▶ _Exercise inputs_:
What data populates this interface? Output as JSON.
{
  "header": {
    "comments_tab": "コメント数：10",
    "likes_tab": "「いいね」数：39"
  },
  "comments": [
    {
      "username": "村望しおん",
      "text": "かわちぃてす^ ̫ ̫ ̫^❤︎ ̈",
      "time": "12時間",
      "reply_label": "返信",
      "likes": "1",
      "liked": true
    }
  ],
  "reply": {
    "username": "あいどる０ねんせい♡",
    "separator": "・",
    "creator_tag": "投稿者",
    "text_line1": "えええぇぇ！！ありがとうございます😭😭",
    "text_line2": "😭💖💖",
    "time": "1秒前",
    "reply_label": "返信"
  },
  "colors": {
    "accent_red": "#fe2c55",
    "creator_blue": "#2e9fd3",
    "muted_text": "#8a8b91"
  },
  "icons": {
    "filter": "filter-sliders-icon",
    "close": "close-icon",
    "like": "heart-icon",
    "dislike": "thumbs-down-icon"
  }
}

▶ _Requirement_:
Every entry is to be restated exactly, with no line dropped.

▶ _Task result_:
What data populates this interface? Output as JSON.
{
  "header": {
    "comments_tab": "コメント数：10",
    "likes_tab": "「いいね」数：39"
  },
  "comments": [
    {
      "username": "村望しおん",
      "text": "かわちぃてす^ ̫ ̫ ̫^❤︎ ̈",
      "time": "12時間",
      "reply_label": "返信",
      "likes": "1",
      "liked": true
    }
  ],
  "reply": {
    "username": "あいどる０ねんせい♡",
    "separator": "・",
    "creator_tag": "投稿者",
    "text_line1": "えええぇぇ！！ありがとうございます😭😭",
    "text_line2": "😭💖💖",
    "time": "1秒前",
    "reply_label": "返信"
  },
  "colors": {
    "accent_red": "#fe2c55",
    "creator_blue": "#2e9fd3",
    "muted_text": "#8a8b91"
  },
  "icons": {
    "filter": "filter-sliders-icon",
    "close": "close-icon",
    "like": "heart-icon",
    "dislike": "thumbs-down-icon"
  }
}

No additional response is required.